Effective joint working protocols should have established criteria - local authorities can use these to assess their existing protocol, or as guiding principles for drawing up a new one.
To be effective, a joint working protocol should meet five key criteria:
Research carried out by Homeless Link, Young and Homeless in 2012, found that almost 50% of local authorities who responded felt that their local joint protocol was ineffective or had limited impact.
The evidence suggests that many protocols have shortcomings, and that a substantial minority are not effective. On the other hand, experience suggests that the process of developing a protocol itself brings important benefits, such as:
In the best examples, local authorities have established a shared commitment to young people in crisis and a shared frame of reference for each other’s statutory duties.
They have developed realistic options for young people’s accommodation and support, and secured sufficient resources to provide these in both the short and long term.
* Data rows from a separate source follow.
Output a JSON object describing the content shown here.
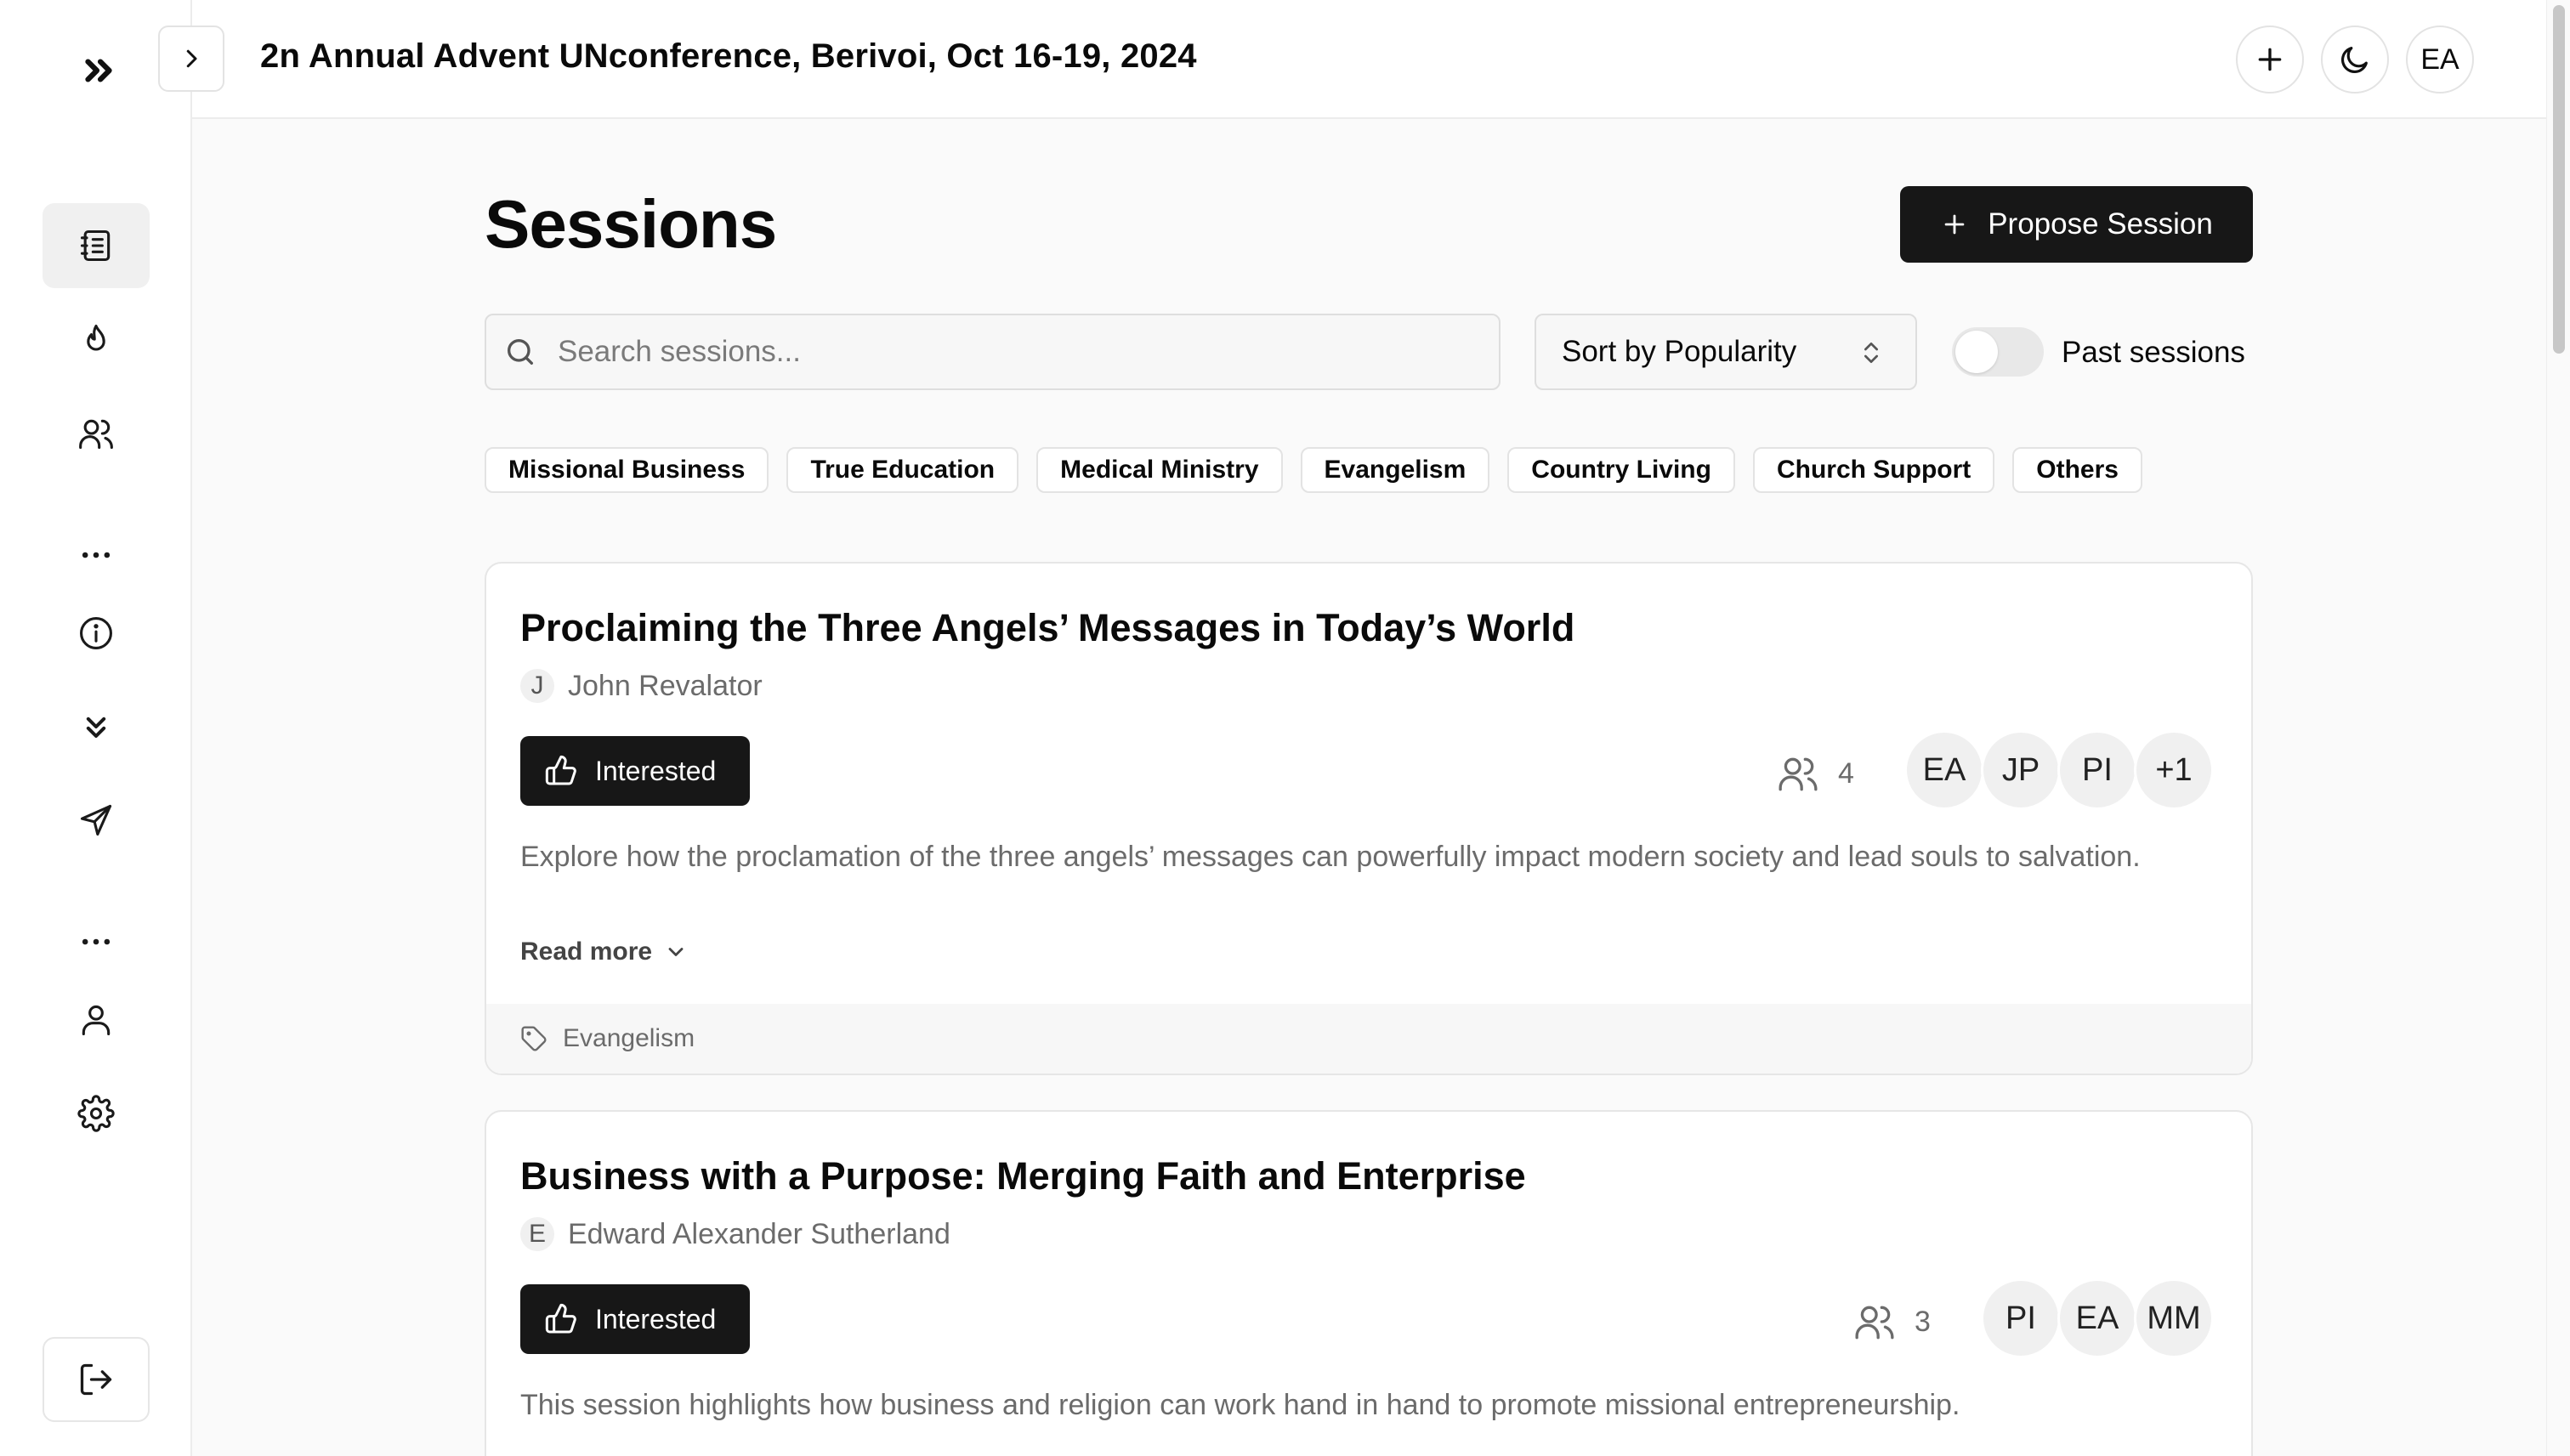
{
  "app": {
    "title": "2n Annual Advent UNconference, Berivoi, Oct 16-19, 2024",
    "user_initials": "EA"
  },
  "sidebar": {
    "items": [
      {
        "icon": "notebook-icon",
        "active": true
      },
      {
        "icon": "flame-icon"
      },
      {
        "icon": "users-icon"
      },
      {
        "icon": "more-horizontal-icon"
      },
      {
        "icon": "info-icon"
      },
      {
        "icon": "chevrons-down-icon"
      },
      {
        "icon": "send-icon"
      },
      {
        "icon": "more-horizontal-icon"
      },
      {
        "icon": "user-icon"
      },
      {
        "icon": "settings-icon"
      }
    ]
  },
  "main": {
    "title": "Sessions",
    "propose_label": "Propose Session",
    "search_placeholder": "Search sessions...",
    "sort_label": "Sort by Popularity",
    "past_sessions_label": "Past sessions",
    "past_sessions_on": false,
    "categories": [
      "Missional Business",
      "True Education",
      "Medical Ministry",
      "Evangelism",
      "Country Living",
      "Church Support",
      "Others"
    ]
  },
  "sessions": [
    {
      "title": "Proclaiming the Three Angels’ Messages in Today’s World",
      "author_initial": "J",
      "author": "John Revalator",
      "interested_label": "Interested",
      "count": "4",
      "avatars": [
        "EA",
        "JP",
        "PI",
        "+1"
      ],
      "description": "Explore how the proclamation of the three angels’ messages can powerfully impact modern society and lead souls to salvation.",
      "read_more": "Read more",
      "tag": "Evangelism"
    },
    {
      "title": "Business with a Purpose: Merging Faith and Enterprise",
      "author_initial": "E",
      "author": "Edward Alexander Sutherland",
      "interested_label": "Interested",
      "count": "3",
      "avatars": [
        "PI",
        "EA",
        "MM"
      ],
      "description": "This session highlights how business and religion can work hand in hand to promote missional entrepreneurship."
    }
  ]
}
They also recognise that practices must be developed and refined over time.
For more information, see Shelter’s benchmarking guide for joint working between services.